Systemic risk, the U.S. regulatory landscape and market structure changes needed for risk mitigation were the dominant themes at DTCC’s 2013 Executive Forum, a full-day conference attended by more than 150 leaders from across the financial industry, academia and advocacy groups. This was the fifth year DTCC hosted the forum, which gathers clients, industry experts and DTCC executives to discuss insights on a broad range of subjects.
“It is heartening to see how this event has evolved in such a short period of time into a world-class conference tackling some of the most critical issues facing financial services,” said Michael Bodson, DTCC President and CEO.
The theme of this year’s event, held March 19 in New York, was “Risk Management and Innovation: Securing Today, Shaping Tomorrow,” which incorporates DTCC’s new corporate strategic positioning and updated brand identity.
Call to ‘seize this moment’
Bodson, who gave the day’s opening remarks, talked about ongoing challenges facing financial services, as well critical inflection points and how they are shaping the industry and DTCC’s role in it. He concluded with a challenge for the industry to seize this moment of change to develop a bold agenda, new ideas and a compelling vision to help lead financial services forward.

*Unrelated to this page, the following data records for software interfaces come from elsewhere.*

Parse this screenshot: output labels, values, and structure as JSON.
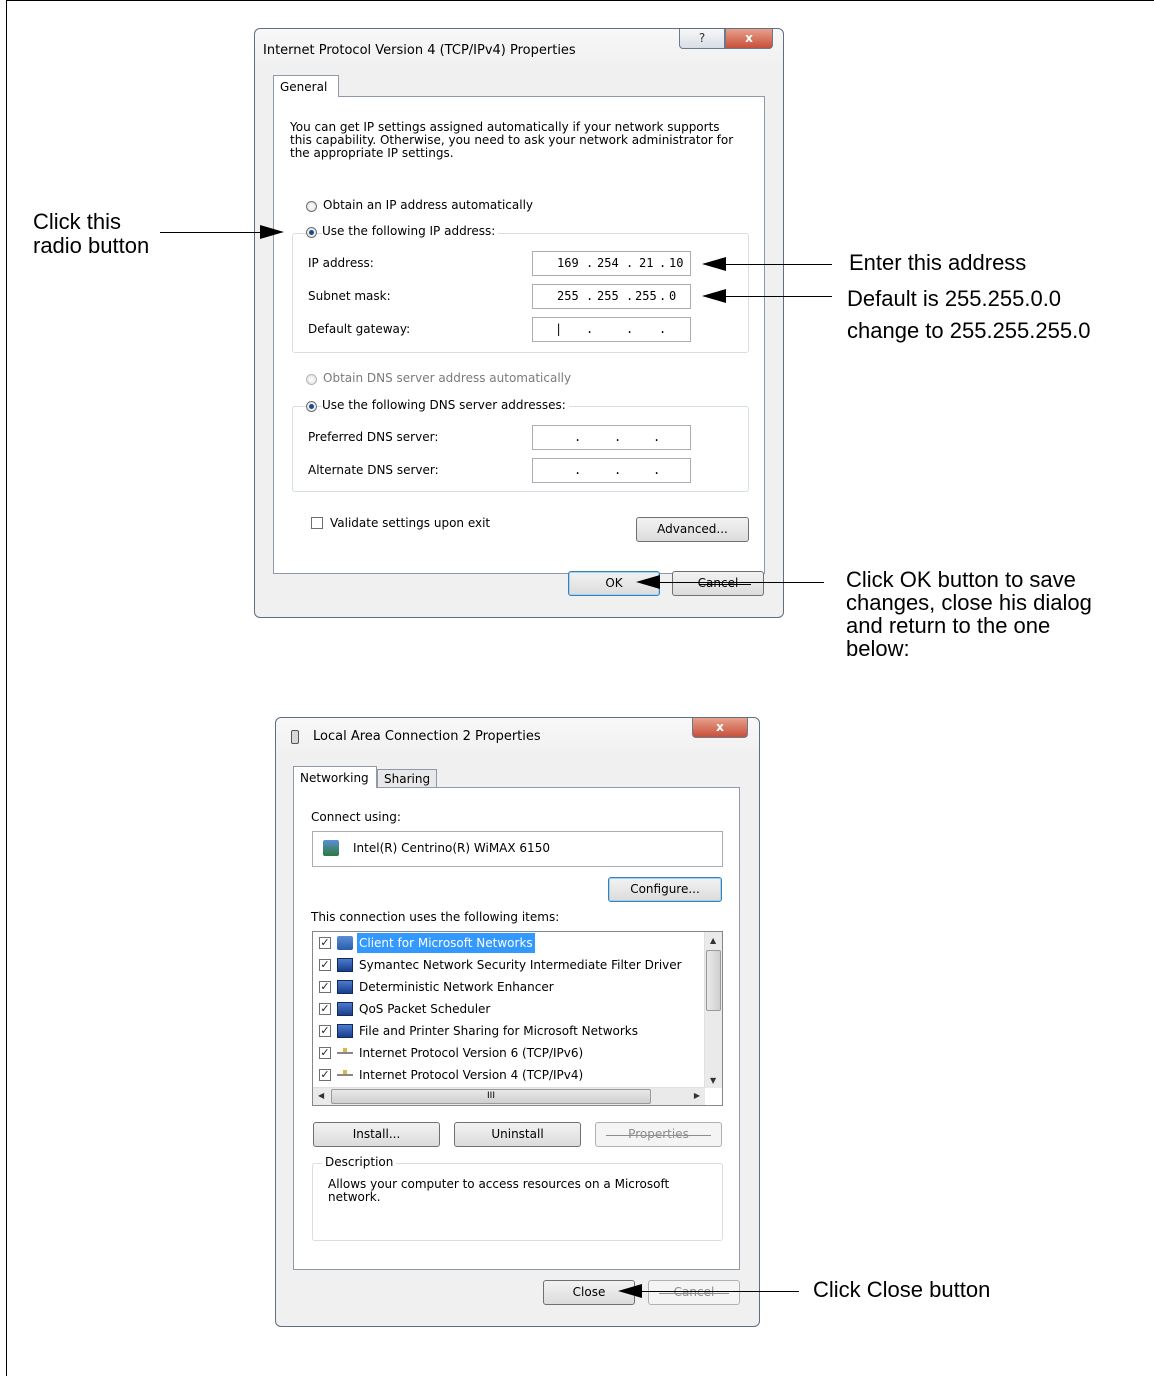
{
  "annotations": {
    "radio_note_line1": "Click this",
    "radio_note_line2": "radio button",
    "ip_note": "Enter this address",
    "subnet_note_line1": "Default is 255.255.0.0",
    "subnet_note_line2": "change to 255.255.255.0",
    "ok_note_line1": "Click OK button to save",
    "ok_note_line2": "changes, close his dialog",
    "ok_note_line3": "and return to the one",
    "ok_note_line4": "below:",
    "close_note": "Click Close button"
  },
  "ipv4_dialog": {
    "title": "Internet Protocol Version 4 (TCP/IPv4) Properties",
    "help_glyph": "?",
    "close_glyph": "x",
    "tab_general": "General",
    "intro": "You can get IP settings assigned automatically if your network supports this capability. Otherwise, you need to ask your network administrator for the appropriate IP settings.",
    "radio_auto_ip": "Obtain an IP address automatically",
    "radio_manual_ip": "Use the following IP address:",
    "ip_label": "IP address:",
    "ip_octets": [
      "169",
      "254",
      "21",
      "10"
    ],
    "subnet_label": "Subnet mask:",
    "subnet_octets": [
      "255",
      "255",
      "255",
      "0"
    ],
    "gateway_label": "Default gateway:",
    "radio_auto_dns": "Obtain DNS server address automatically",
    "radio_manual_dns": "Use the following DNS server addresses:",
    "preferred_dns_label": "Preferred DNS server:",
    "alternate_dns_label": "Alternate DNS server:",
    "validate_label": "Validate settings upon exit",
    "advanced_button": "Advanced...",
    "ok_button": "OK",
    "cancel_button": "Cancel"
  },
  "lan_dialog": {
    "title": "Local Area Connection 2 Properties",
    "close_glyph": "x",
    "tab_networking": "Networking",
    "tab_sharing": "Sharing",
    "connect_using_label": "Connect using:",
    "adapter_name": "Intel(R) Centrino(R) WiMAX 6150",
    "configure_button": "Configure...",
    "items_label": "This connection uses the following items:",
    "items": [
      {
        "label": "Client for Microsoft Networks",
        "icon": "network-client-icon",
        "checked": true
      },
      {
        "label": "Symantec Network Security Intermediate Filter Driver",
        "icon": "computer-icon",
        "checked": true
      },
      {
        "label": "Deterministic Network Enhancer",
        "icon": "computer-icon",
        "checked": true
      },
      {
        "label": "QoS Packet Scheduler",
        "icon": "computer-icon",
        "checked": true
      },
      {
        "label": "File and Printer Sharing for Microsoft Networks",
        "icon": "computer-icon",
        "checked": true
      },
      {
        "label": "Internet Protocol Version 6 (TCP/IPv6)",
        "icon": "protocol-icon",
        "checked": true
      },
      {
        "label": "Internet Protocol Version 4 (TCP/IPv4)",
        "icon": "protocol-icon",
        "checked": true
      }
    ],
    "hscroll_grip": "III",
    "install_button": "Install...",
    "uninstall_button": "Uninstall",
    "properties_button": "Properties",
    "description_legend": "Description",
    "description_text": "Allows your computer to access resources on a Microsoft network.",
    "close_button": "Close",
    "cancel_button": "Cancel"
  }
}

“It’s clear to me that we now stand at a pivotal moment – an inflection point that requires each of us to rethink our roles in the industry, to move beyond the excesses that brought us to the brink of financial collapse, and to take a bold step forward toward reestablishing public trust in financial institutions and global financial markets,” he said.
The panel discussions brought together an impressive array of industry experts and key influencers who provided their views on topics including key systemic risks facing the industry today; the market structure changes required to mitigate future systemic risks; the evolving U.S. regulatory landscape and its impact on the industry; and what the future holds for cyber-security. Dr. Richard Haass, President of the Council on Foreign Relations, gave the keynote address on global risks and innovation.

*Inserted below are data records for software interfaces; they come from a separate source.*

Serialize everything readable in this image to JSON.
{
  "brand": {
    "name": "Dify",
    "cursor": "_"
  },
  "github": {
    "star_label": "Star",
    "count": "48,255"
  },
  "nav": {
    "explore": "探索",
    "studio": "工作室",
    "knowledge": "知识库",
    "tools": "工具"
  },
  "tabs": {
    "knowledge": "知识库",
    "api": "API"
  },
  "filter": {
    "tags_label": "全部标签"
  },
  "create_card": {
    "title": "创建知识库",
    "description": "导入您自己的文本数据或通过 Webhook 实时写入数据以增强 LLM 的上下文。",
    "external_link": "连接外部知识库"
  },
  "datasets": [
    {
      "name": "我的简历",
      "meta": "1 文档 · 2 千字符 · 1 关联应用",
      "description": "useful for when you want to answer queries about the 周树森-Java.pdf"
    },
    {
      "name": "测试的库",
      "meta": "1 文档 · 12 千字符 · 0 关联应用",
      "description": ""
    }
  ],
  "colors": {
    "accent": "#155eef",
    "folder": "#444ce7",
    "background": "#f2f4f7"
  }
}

Focus on solutions
Key business enablers and market structure changes to mitigate risk were themes throughout the day.
Views expressed in the market structure panel included the need for settlement matching, an accelerated trade guarantee, and intraday settlement finality to reduce costs as well as required collateral and related liquidity concerns. Shortening the settlement cycle was discussed as another key enabler to better manage counterparty risk and reduce the time of collateral exposure.
The panel on key business enablers focused on the industry’s need for better data and collateral management solutions, including a global trade repository, legal entity identifiers and a global middle office utility in order to reduce inefficiencies and risk inherent in today’s markets.

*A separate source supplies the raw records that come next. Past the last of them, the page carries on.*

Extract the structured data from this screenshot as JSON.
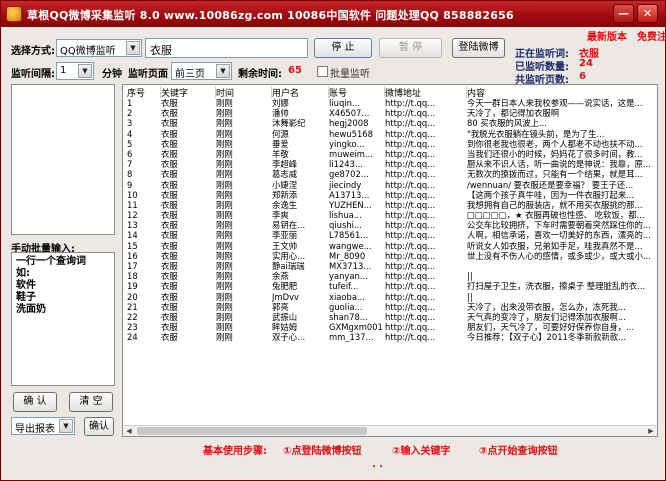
{
  "window": {
    "title": "草根QQ微博采集监听 8.0    www.10086zg.com    10086中国软件    问题处理QQ 858882656",
    "minimize": "—",
    "close": "✕"
  },
  "header": {
    "mode_label": "选择方式:",
    "mode_value": "QQ微博监听",
    "keyword_value": "衣服",
    "stop_button": "停 止",
    "pause_button": "暂 停",
    "login_button": "登陆微博",
    "latest_version": "最新版本",
    "free_register": "免费注册",
    "interval_label": "监听间隔:",
    "interval_value": "1",
    "minute_label": "分钟",
    "page_label": "监听页面",
    "page_value": "前三页",
    "remaining_label": "剩余时间:",
    "remaining_value": "65",
    "batch_label": "批量监听"
  },
  "status": {
    "monitoring_label": "正在监听词:",
    "monitoring_value": "衣服",
    "count_label": "已监听数量:",
    "count_value": "24",
    "pages_label": "共监听页数:",
    "pages_value": "6"
  },
  "left": {
    "batch_title": "手动批量输入:",
    "batch_text": [
      "一行一个查询词",
      "如:",
      "软件",
      "鞋子",
      "洗面奶"
    ],
    "confirm_button": "确 认",
    "clear_button": "清 空",
    "export_label": "导出报表",
    "export_confirm": "确认"
  },
  "table": {
    "columns": [
      "序号",
      "关键字",
      "时间",
      "用户名",
      "账号",
      "微博地址",
      "内容"
    ],
    "rows": [
      [
        "1",
        "衣服",
        "刚刚",
        "刘娜",
        "liuqin...",
        "http://t.qq...",
        "今天一群日本人来我校参观——说实话，这是..."
      ],
      [
        "2",
        "衣服",
        "刚刚",
        "潘帅",
        "X46507...",
        "http://t.qq...",
        "天冷了，都记得加衣服啊"
      ],
      [
        "3",
        "衣服",
        "刚刚",
        "沐舞影纪",
        "hegj2008",
        "http://t.qq...",
        "80 买衣服的风波上..."
      ],
      [
        "4",
        "衣服",
        "刚刚",
        "何源",
        "hewu5168",
        "http://t.qq...",
        "\"我脱光衣服躺在镜头前，是为了生..."
      ],
      [
        "5",
        "衣服",
        "刚刚",
        "垂爱",
        "yingko...",
        "http://t.qq...",
        "到你很老我也很老，两个人都老不动也扶不动..."
      ],
      [
        "6",
        "衣服",
        "刚刚",
        "羊敬",
        "muweim...",
        "http://t.qq...",
        "当我们还很小的时候，妈妈花了很多时间，教..."
      ],
      [
        "7",
        "衣服",
        "刚刚",
        "李超峰",
        "li1243...",
        "http://t.qq...",
        "厨从来不识人话，听一曲说的是神说：我靠，原..."
      ],
      [
        "8",
        "衣服",
        "刚刚",
        "葛志威",
        "ge8702...",
        "http://t.qq...",
        "无数次的撩拨而过，只能有一个结果，就是耳..."
      ],
      [
        "9",
        "衣服",
        "刚刚",
        "小婕涅",
        "jiecindy",
        "http://t.qq...",
        "/wennuan/ 要衣服还是要幸福？ 要王子还..."
      ],
      [
        "10",
        "衣服",
        "刚刚",
        "郑新添",
        "A13713...",
        "http://t.qq...",
        "【这两个孩子真牛哇，因为一件衣服打起来..."
      ],
      [
        "11",
        "衣服",
        "刚刚",
        "余逸生",
        "YUZHEN...",
        "http://t.qq...",
        "我想拥有自己的服装店，就不用买衣服挑的那..."
      ],
      [
        "12",
        "衣服",
        "刚刚",
        "李爽",
        "lishua...",
        "http://t.qq...",
        "□□□□□，★ 衣服再破也性感、 吃软饭，都..."
      ],
      [
        "13",
        "衣服",
        "刚刚",
        "易钥在...",
        "qiushi...",
        "http://t.qq...",
        "公交车比较拥挤，下车时需要朝着突然踩住你的..."
      ],
      [
        "14",
        "衣服",
        "刚刚",
        "李亚丽",
        "L78561...",
        "http://t.qq...",
        "人啊，相信承诺，喜欢一切美好的东西，漂亮的..."
      ],
      [
        "15",
        "衣服",
        "刚刚",
        "王文帅",
        "wangwe...",
        "http://t.qq...",
        "听说女人如衣服，兄弟如手足，哇我真然不是..."
      ],
      [
        "16",
        "衣服",
        "刚刚",
        "实用心...",
        "Mr_8090",
        "http://t.qq...",
        "世上没有不伤人心的感情，或多或少，或大或小..."
      ],
      [
        "17",
        "衣服",
        "刚刚",
        "静ai瑞瑞",
        "MX3713...",
        "http://t.qq...",
        ""
      ],
      [
        "18",
        "衣服",
        "刚刚",
        "余燕",
        "yanyan...",
        "http://t.qq...",
        "||"
      ],
      [
        "19",
        "衣服",
        "刚刚",
        "兔肥肥",
        "tufeif...",
        "http://t.qq...",
        "打扫屋子卫生，洗衣服，擦桌子 整理脏乱的衣..."
      ],
      [
        "20",
        "衣服",
        "刚刚",
        "JmDvv",
        "xiaoba...",
        "http://t.qq...",
        "||"
      ],
      [
        "21",
        "衣服",
        "刚刚",
        "郭亮",
        "guolia...",
        "http://t.qq...",
        "天冷了，出来没带衣服，怎么办，冻死我..."
      ],
      [
        "22",
        "衣服",
        "刚刚",
        "武振山",
        "shan78...",
        "http://t.qq...",
        "天气真的变冷了，朋友们记得添加衣服啊..."
      ],
      [
        "23",
        "衣服",
        "刚刚",
        "眸姑姆",
        "GXMgxm001",
        "http://t.qq...",
        "朋友们，天气冷了，可要好好保养你自身，..."
      ],
      [
        "24",
        "衣服",
        "刚刚",
        "双子心...",
        "mm_137...",
        "http://t.qq...",
        "今日推荐：【双子心】2011冬季新款新款..."
      ]
    ]
  },
  "footer": {
    "steps_label": "基本使用步骤:",
    "step1": "①点登陆微博按钮",
    "step2": "②输入关键字",
    "step3": "③点开始查询按钮",
    "dots": ". ."
  },
  "colors": {
    "title_bar": "#a00c10",
    "accent_red": "#e01010",
    "footer_red": "#d01818"
  }
}
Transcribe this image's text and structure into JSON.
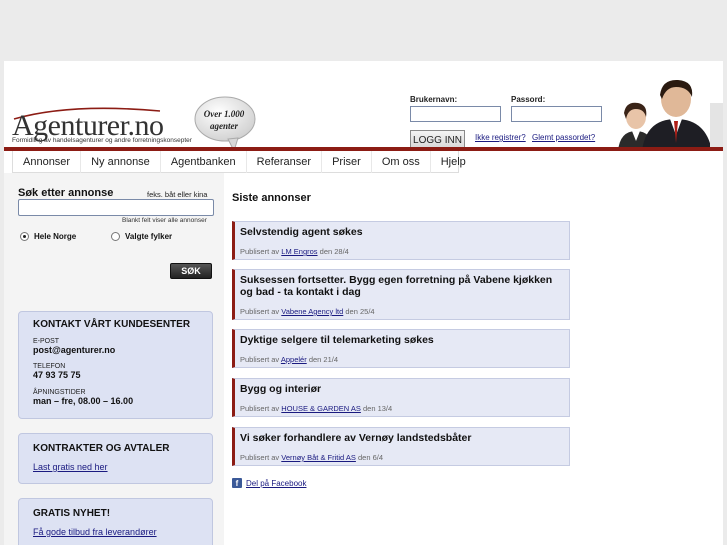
{
  "logo": {
    "name": "Agenturer.no",
    "tagline": "Formidling av handelsagenturer og andre forretningskonsepter"
  },
  "bubble": {
    "line1": "Over 1.000",
    "line2": "agenter"
  },
  "login": {
    "username_label": "Brukernavn:",
    "password_label": "Passord:",
    "username_value": "",
    "password_value": "",
    "button": "LOGG INN",
    "register_link": "Ikke registrer?",
    "forgot_link": "Glemt passordet?"
  },
  "nav": [
    "Annonser",
    "Ny annonse",
    "Agentbanken",
    "Referanser",
    "Priser",
    "Om oss",
    "Hjelp"
  ],
  "search": {
    "title": "Søk etter annonse",
    "hint": "feks. båt eller kina",
    "value": "",
    "note": "Blankt felt viser alle annonser",
    "radio_all": "Hele Norge",
    "radio_selected": "Valgte fylker",
    "button": "SØK"
  },
  "contact": {
    "title": "KONTAKT VÅRT KUNDESENTER",
    "email_label": "E-POST",
    "email": "post@agenturer.no",
    "phone_label": "TELEFON",
    "phone": "47 93 75 75",
    "hours_label": "ÅPNINGSTIDER",
    "hours": "man – fre, 08.00 – 16.00"
  },
  "contracts": {
    "title": "KONTRAKTER OG AVTALER",
    "link": "Last gratis ned her"
  },
  "news": {
    "title": "GRATIS NYHET!",
    "link": "Få gode tilbud fra leverandører"
  },
  "main": {
    "title": "Siste annonser",
    "ads": [
      {
        "title": "Selvstendig agent søkes",
        "prefix": "Publisert av",
        "company": "LM Engros",
        "date": "den 28/4"
      },
      {
        "title": "Suksessen fortsetter. Bygg egen forretning på Vabene kjøkken og bad - ta kontakt i dag",
        "prefix": "Publisert av",
        "company": "Vabene Agency ltd",
        "date": "den 25/4"
      },
      {
        "title": "Dyktige selgere til telemarketing søkes",
        "prefix": "Publisert av",
        "company": "Appelér",
        "date": "den 21/4"
      },
      {
        "title": "Bygg og interiør",
        "prefix": "Publisert av",
        "company": "HOUSE & GARDEN AS",
        "date": "den 13/4"
      },
      {
        "title": "Vi søker forhandlere av Vernøy landstedsbåter",
        "prefix": "Publisert av",
        "company": "Vernøy Båt & Fritid AS",
        "date": "den 6/4"
      }
    ],
    "share": "Del på Facebook"
  }
}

“Data alone is not enough,” said one panelist. “The data needs to be actionable and well understood, with the proper taxonomy and ontology around data aggregation and analytics.”
The vision shared by the panelists included an ideal “golden source,” in which data for each entity would be captured in a centralized utility linked through a common framework of identifiers.
The panel also discussed how the global middle office wouldn’t replace a firm’s due diligence. Rather, it would serve to simplify data exchanges, eliminate double reporting, allow for faster onboarding of reference data and link that data back to all originating parties. Creating standard settlement instructions and straight-through processing were also discussed as key enablers toward this vision.
Systemic nature of cyber-threats
The event ended with an eye-opening discussion on the increased complexity of cyber-threats and the need for the industry to take a much more proactive approach in deterring, detecting and defending against sophisticated cyber-intrusions.
“The barn door is now open on more severe denial-of-service cyber-attacks to induce failure,” said a panelist. “Firms don’t necessarily have the operational command and control to detect and respond to intrusions or attacks. This is also a risk that’s systemic in nature and very hard to price and quantify.”
The panel painted a potential worst-case scenario in which a cyber-attacker consumes an industry competitor’s bandwidth to the point where back-up servers fail and entire departments are taken offline for days. “One day, shipping and receiving is turned off. The next day, it’s accounting,” said a panelist.
The panel highlighted the need for the industry to work more collaboratively with regulators and governments. Speakers also voiced the opinion that the solution lies in the private sector, which best understands the evolving nature of the threat and is deemed most likely to develop the best solutions to meet the growing threat. A panelist concluded the discussion by stating, “The threat is incredibly dynamic. A static, reactive approach is not enough. We can’t just build a higher cyber-wall when our adversaries have a cyber-helicopter.”
‘Already in flight’
The forum concluded with remarks by Bodson and Executive Chairman Robert Druskin, who both highlighted the need for ongoing dialogue and collaboration to solve the industry’s challenges, while underscoring progress made to date.
“As an industry, we’re starting to coalesce around market structure changes that meet regulatory requirements,” said Druskin. “There’s a broad consensus that change is necessary… and it’s encouraging that so many of these initiatives discussed today are already in flight.”